with PSPs and multilaterals. Being represented in over 100 countries, WWF maintains healthy partnerships with many governments and ministries across the world. For public sector finance institutions, WWF advocates an increase in overall
public financing available for the environment, in particular, to foster conservation; mainstreaming environmental concerns
into institutional frameworks and investments by integrating environmental standards into development policies and practice, and catalyzing linkages between relevant actors. In Africa WWF works in the following countries: Uganda, Madagascar,
Kenya, Tanzania, Zambia, Zimbabwe, Mozambique, Namibia, DRC, Cameroon, Gabon, Central African Republic, South Africa
and an associate in Nigeria.
Who are the partners involved and how? Who are the other stakeholders?
WWF works across a range of stakeholders and partners. These include: governments, citizens, civil society, multilaterals,
UN entities, businesses
and financiers.
What are your partnership objectives and what achievements have there been to date?
Africa is changing rapidly and the socioeconomic transformation that is happening is unprecedented. This transformation
and the development pathways that African countries are forging today will determine the future outcomes of tomorrow.
At the same time, the African continent still has a substantial part of its biodiversity and natural capital intact.
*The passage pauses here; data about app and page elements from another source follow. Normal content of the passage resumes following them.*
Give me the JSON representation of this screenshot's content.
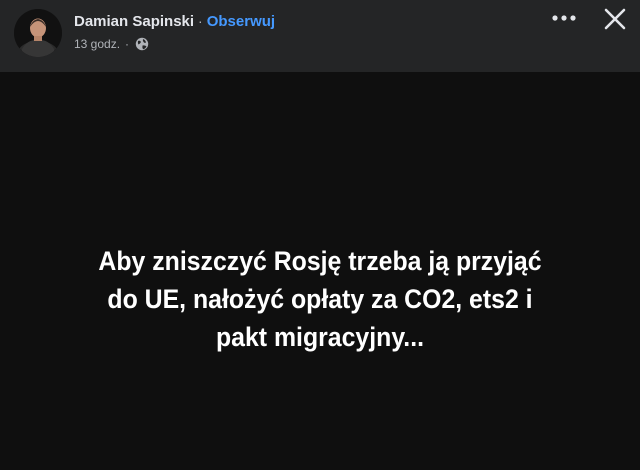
{
  "post": {
    "author": "Damian Sapinski",
    "separator": "·",
    "follow_label": "Obserwuj",
    "time": "13 godz.",
    "privacy_icon": "globe-icon",
    "text": "Aby zniszczyć Rosję trzeba ją przyjąć\ndo UE, nałożyć opłaty za CO2,  ets2 i\npakt migracyjny..."
  },
  "controls": {
    "more_icon": "more-options-icon",
    "close_icon": "close-icon"
  },
  "colors": {
    "header_bg": "#242526",
    "body_bg": "#0f0f0f",
    "follow": "#4599ff",
    "text": "#ffffff",
    "muted": "#b0b3b8"
  }
}
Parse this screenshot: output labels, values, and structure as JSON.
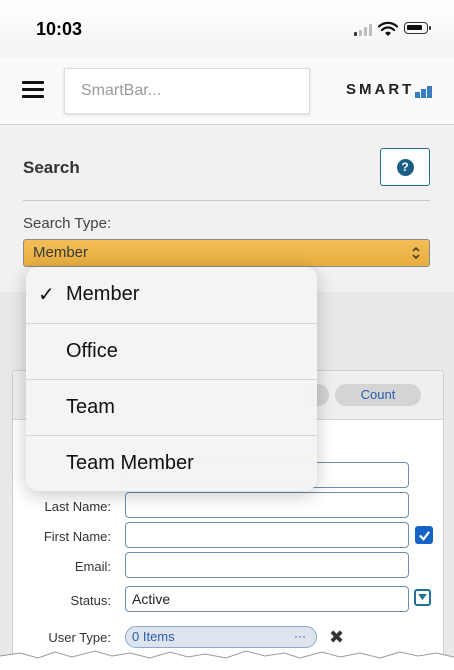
{
  "status_bar": {
    "time": "10:03"
  },
  "header": {
    "smartbar_placeholder": "SmartBar...",
    "logo_text": "SMART"
  },
  "search": {
    "title": "Search",
    "help_glyph": "?",
    "type_label": "Search Type:",
    "selected_type": "Member"
  },
  "dropdown": {
    "options": [
      {
        "label": "Member",
        "checked": true,
        "check_glyph": "✓"
      },
      {
        "label": "Office",
        "checked": false
      },
      {
        "label": "Team",
        "checked": false
      },
      {
        "label": "Team Member",
        "checked": false
      }
    ]
  },
  "panel": {
    "count_tab": "Count",
    "fields": {
      "last_name_label": "Last Name:",
      "first_name_label": "First Name:",
      "email_label": "Email:",
      "status_label": "Status:",
      "status_value": "Active",
      "user_type_label": "User Type:",
      "user_type_value": "0 Items",
      "user_type_ellipsis": "···",
      "clear_glyph": "✖"
    }
  },
  "colors": {
    "select_accent": "#f0b84e",
    "primary_blue": "#1464c8",
    "help_border": "#1f6f99",
    "logo_blue": "#3a7cc0"
  }
}
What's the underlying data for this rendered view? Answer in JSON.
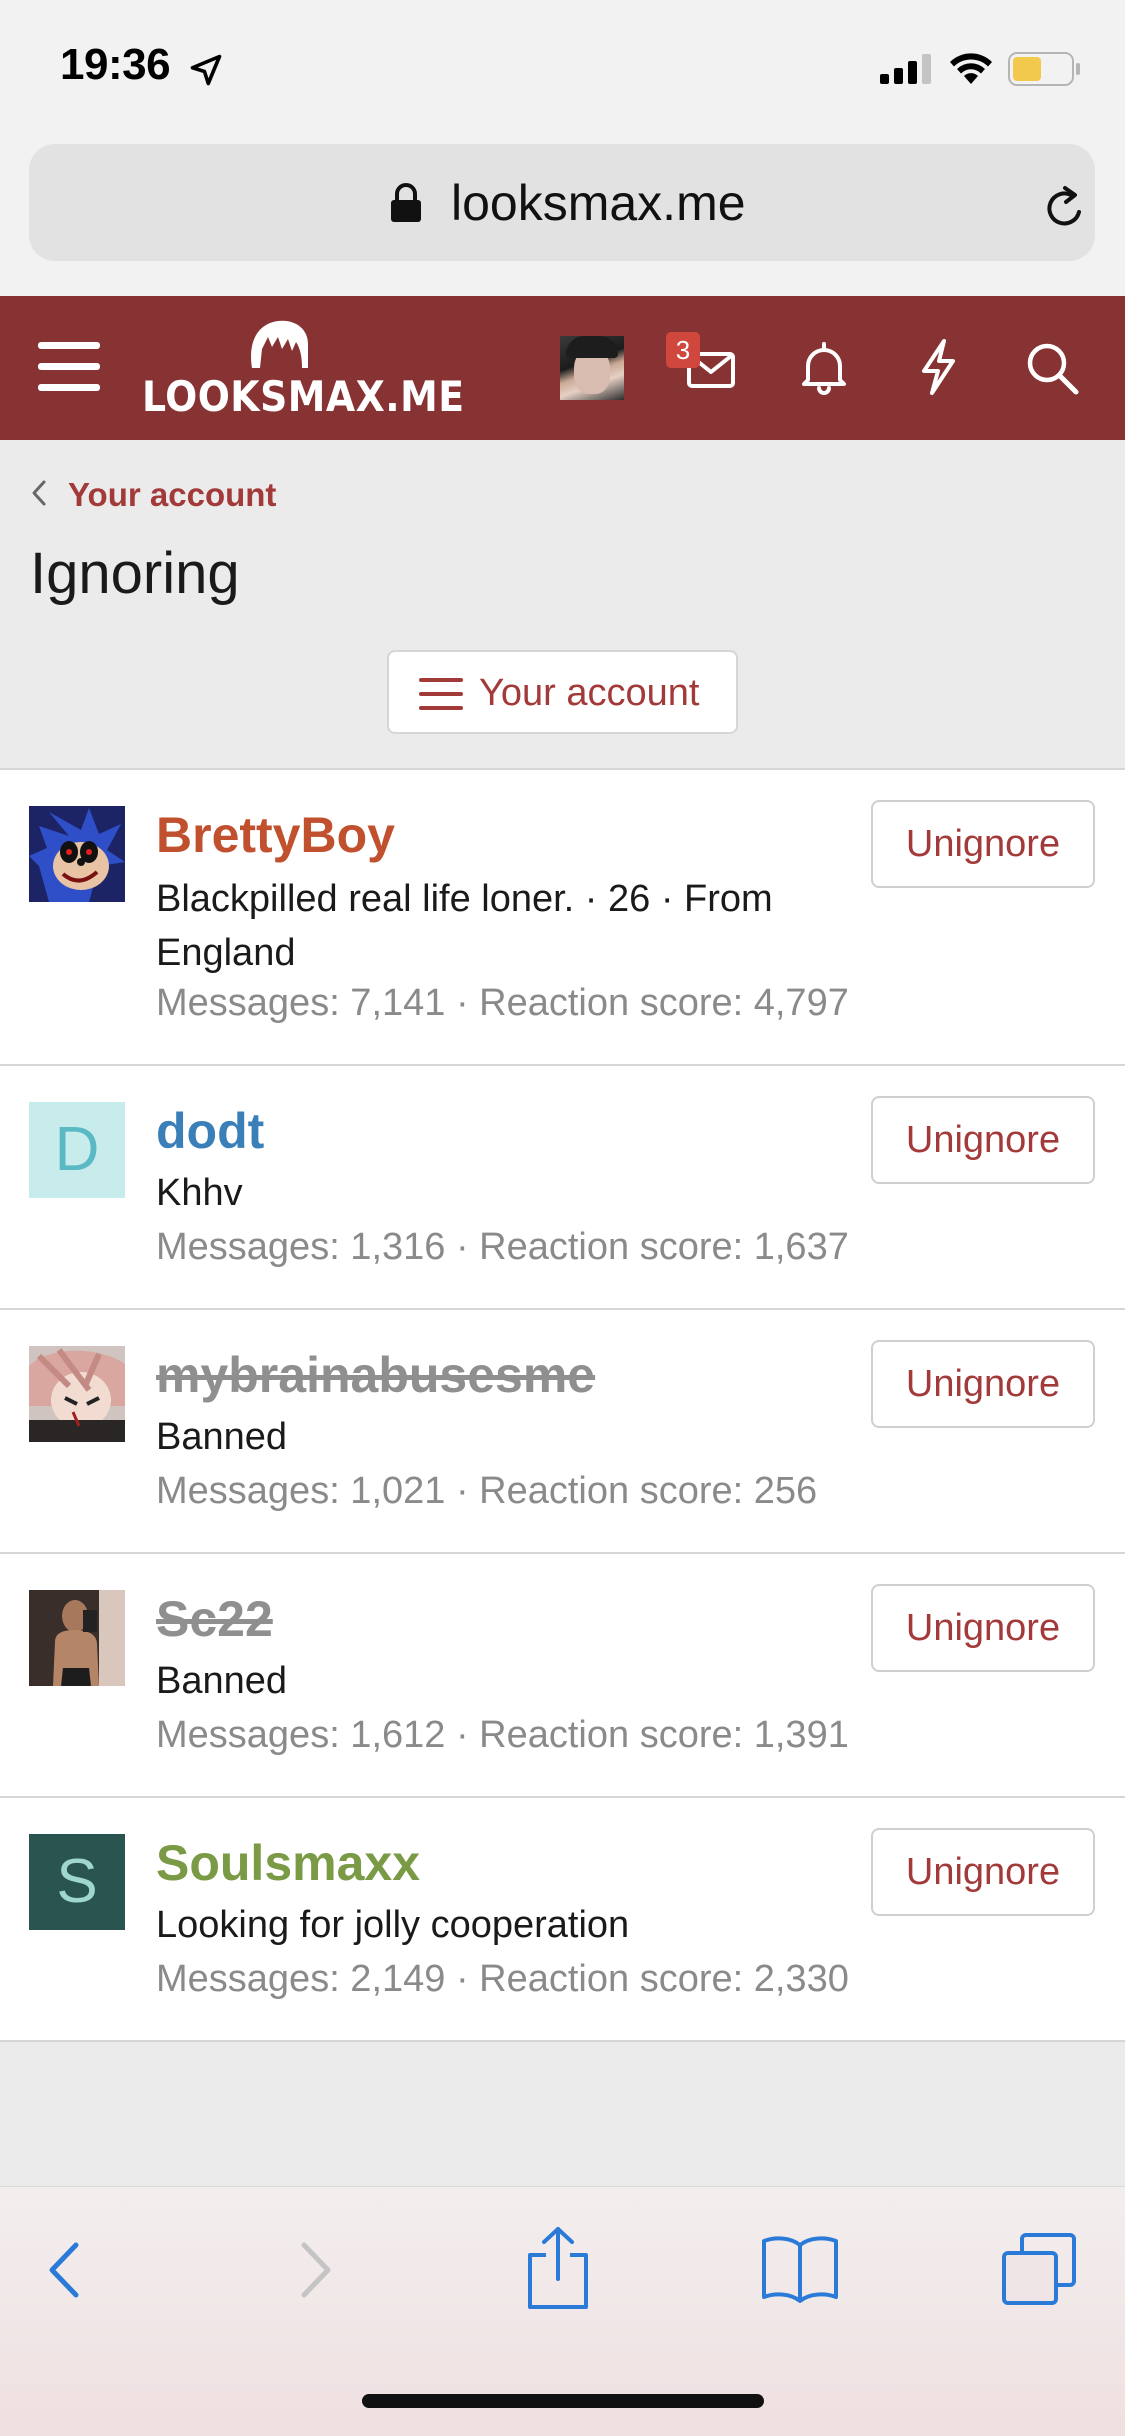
{
  "status_bar": {
    "time": "19:36"
  },
  "browser": {
    "url": "looksmax.me"
  },
  "header": {
    "logo_text": "LOOKSMAX.ME",
    "inbox_badge": "3"
  },
  "page": {
    "breadcrumb": "Your account",
    "title": "Ignoring",
    "account_menu_label": "Your account"
  },
  "ignored_users": [
    {
      "name": "BrettyBoy",
      "name_color": "#c1502e",
      "banned": false,
      "title": "Blackpilled real life loner. · 26 · From England",
      "stats": "Messages: 7,141 · Reaction score: 4,797",
      "button": "Unignore"
    },
    {
      "name": "dodt",
      "name_color": "#3a7fb8",
      "banned": false,
      "avatar_letter": "D",
      "avatar_bg": "#c8ecec",
      "avatar_fg": "#5ab9c4",
      "title": "Khhv",
      "stats": "Messages: 1,316 · Reaction score: 1,637",
      "button": "Unignore"
    },
    {
      "name": "mybrainabusesme",
      "name_color": "#8f8f8f",
      "banned": true,
      "title": "Banned",
      "stats": "Messages: 1,021 · Reaction score: 256",
      "button": "Unignore"
    },
    {
      "name": "Sc22",
      "name_color": "#8f8f8f",
      "banned": true,
      "title": "Banned",
      "stats": "Messages: 1,612 · Reaction score: 1,391",
      "button": "Unignore"
    },
    {
      "name": "Soulsmaxx",
      "name_color": "#7a9a45",
      "banned": false,
      "avatar_letter": "S",
      "avatar_bg": "#2a5450",
      "avatar_fg": "#9fd6cf",
      "title": "Looking for jolly cooperation",
      "stats": "Messages: 2,149 · Reaction score: 2,330",
      "button": "Unignore"
    }
  ],
  "colors": {
    "brand_header": "#883333",
    "link": "#a33a3a",
    "ios_blue": "#2a7bd8"
  },
  "toolbar_icons": [
    "back-icon",
    "forward-icon",
    "share-icon",
    "bookmarks-icon",
    "tabs-icon"
  ]
}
WWF aims to
ensure the foundation for the ongoing transformation supports an inclusive and ecologically safe pathway for Africa.
Objective 1: Forging the best development pathway for Africa by making sure their economic, social and ecological futures
are in sync and aligned.
a. Achievements: In partnership with AfDB, WWF has developed the first Ecological Futures scenario report that will
be launched during the upcoming AfDB Annual meeting in later this month.
b. WWF in collaboration with other multilaterals is working with various governments on their green economy plans
and investment guidelines (e.g. include Mozambique’s green economy action plan, Kenyan Investment Center,
Tanzania Private Sector Foundation, and Tanzania Chamber of Minerals and Energy to develop and implement investment guidelines (general “green” as well as sector-based).
c. WWF is the only environmental NGOs engaging with the Forum on China Africa Cooperation (FOCAC) meetings on
the inclusion of environmentally sustainable investments between China and Africa.
Objective 2: Creating a collaborative platform so as to leverage business engagement at sectoral/regional/cross boundary
level and thereby building economies of scale.
a. Achievements: WWF has several successful projects that have delivered with corporate partners. Today, it wants
to scale up and replicate these successful cases across Africa.
What is the potential of this partnership to achieve impact and scale?
There is huge potential to mobilize stakeholders across Africa to figure out what major trends and trade-offs mean to them,
what they want to see happen, and how they can collectively work together to accomplish common goals, address key risks,
and identify major opportunities forward by making sure they benefit from lessons learned and leapfrog into new ways of
economic development.